Review by Library Journal Review
This is a ready-reference tool meant to provide students, scholars, and librarians with a single, convenient, and authoritative source of information on and analysis of the major topics and individuals in American political history, current through the Bush administration. There are over 1000 brief articles and 50 focused essays by established scholars and experts. Each entry contains at least one bibliographical reference; there is generous indexing and cross-referencing throughout. The unique contribution of this work is its one-stop approach; most of this information is available in a variety of other standard sources, including conventional encyclopedias. Those who spend a great deal of time consulting numerous works to gather data on elections, offices, parties, and political players, however, will find this encyclopedia to be convenient, reliable, and something of a bargain at the offering price.

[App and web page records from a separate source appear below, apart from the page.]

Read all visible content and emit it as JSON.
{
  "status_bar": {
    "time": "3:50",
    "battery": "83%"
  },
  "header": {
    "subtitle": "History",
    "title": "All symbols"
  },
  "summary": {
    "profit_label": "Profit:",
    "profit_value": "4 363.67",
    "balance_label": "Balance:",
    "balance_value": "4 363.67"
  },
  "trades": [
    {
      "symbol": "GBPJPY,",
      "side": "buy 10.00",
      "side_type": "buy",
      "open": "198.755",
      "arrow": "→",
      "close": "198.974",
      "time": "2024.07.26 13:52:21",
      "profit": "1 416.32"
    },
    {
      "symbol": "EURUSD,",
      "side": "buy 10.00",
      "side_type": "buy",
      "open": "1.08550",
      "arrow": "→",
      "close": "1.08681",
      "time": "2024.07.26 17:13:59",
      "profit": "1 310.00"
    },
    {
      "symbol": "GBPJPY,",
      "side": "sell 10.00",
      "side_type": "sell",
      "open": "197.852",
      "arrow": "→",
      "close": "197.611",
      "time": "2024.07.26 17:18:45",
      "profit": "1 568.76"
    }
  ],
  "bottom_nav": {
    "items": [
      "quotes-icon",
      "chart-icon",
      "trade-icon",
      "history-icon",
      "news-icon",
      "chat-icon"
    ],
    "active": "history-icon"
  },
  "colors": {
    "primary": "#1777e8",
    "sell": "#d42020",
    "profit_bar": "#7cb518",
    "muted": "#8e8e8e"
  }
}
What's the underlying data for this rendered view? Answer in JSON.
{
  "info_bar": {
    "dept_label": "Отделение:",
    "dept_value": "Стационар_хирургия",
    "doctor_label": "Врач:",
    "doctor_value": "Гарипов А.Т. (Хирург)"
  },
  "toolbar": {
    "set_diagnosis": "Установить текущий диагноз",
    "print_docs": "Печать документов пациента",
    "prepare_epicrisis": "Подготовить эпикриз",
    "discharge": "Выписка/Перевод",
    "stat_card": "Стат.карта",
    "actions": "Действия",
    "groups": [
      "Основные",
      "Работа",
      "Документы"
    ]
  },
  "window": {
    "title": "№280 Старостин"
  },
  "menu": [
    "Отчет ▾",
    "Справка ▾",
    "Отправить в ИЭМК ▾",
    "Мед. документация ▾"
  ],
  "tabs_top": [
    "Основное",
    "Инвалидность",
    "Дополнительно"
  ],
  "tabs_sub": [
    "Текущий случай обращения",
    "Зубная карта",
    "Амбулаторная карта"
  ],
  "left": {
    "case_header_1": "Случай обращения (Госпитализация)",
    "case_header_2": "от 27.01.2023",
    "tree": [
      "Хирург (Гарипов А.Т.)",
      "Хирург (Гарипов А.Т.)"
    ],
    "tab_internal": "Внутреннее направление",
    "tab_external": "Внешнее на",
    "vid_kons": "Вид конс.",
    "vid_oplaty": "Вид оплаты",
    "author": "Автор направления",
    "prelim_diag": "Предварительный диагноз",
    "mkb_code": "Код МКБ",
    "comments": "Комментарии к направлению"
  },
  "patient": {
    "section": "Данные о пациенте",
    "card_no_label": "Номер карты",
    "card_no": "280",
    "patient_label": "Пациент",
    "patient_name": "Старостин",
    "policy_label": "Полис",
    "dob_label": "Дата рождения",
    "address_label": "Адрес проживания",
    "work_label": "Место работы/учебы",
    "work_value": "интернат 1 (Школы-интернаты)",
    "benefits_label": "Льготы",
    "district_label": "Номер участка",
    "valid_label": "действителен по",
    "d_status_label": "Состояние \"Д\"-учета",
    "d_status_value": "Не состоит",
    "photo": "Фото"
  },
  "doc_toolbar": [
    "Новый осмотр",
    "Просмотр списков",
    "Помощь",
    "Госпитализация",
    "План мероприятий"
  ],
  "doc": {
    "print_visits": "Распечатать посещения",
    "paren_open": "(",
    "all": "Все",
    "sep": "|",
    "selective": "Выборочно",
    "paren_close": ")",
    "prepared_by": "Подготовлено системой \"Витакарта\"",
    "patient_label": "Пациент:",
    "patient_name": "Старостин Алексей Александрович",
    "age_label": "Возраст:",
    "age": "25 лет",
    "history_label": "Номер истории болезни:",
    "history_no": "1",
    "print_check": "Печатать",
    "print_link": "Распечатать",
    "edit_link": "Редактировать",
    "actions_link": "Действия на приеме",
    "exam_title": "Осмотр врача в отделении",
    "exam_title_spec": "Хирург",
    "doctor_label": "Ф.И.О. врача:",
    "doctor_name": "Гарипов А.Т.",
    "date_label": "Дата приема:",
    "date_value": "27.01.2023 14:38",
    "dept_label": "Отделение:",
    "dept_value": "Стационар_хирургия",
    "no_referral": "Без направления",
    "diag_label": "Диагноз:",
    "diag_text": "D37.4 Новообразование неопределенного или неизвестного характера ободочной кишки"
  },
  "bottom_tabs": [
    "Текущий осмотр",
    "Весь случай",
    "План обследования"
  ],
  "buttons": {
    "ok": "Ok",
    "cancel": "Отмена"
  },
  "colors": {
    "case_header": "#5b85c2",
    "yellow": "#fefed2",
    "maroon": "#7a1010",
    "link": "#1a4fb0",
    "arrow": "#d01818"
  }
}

See also Earl R. Kruschke's Encyclopedia of Third Parties in the United States, reviewed in this issue, p. 86.--Ed.-- Susan E. Parker, Harvard Law Sch. Lib. (c) Copyright 2010. Library Journals LLC, a wholly owned subsidiary of Media Source, Inc. No redistribution permitted.
(c) Copyright Library Journals LLC, a wholly owned subsidiary of Media Source, Inc. No redistribution permitted.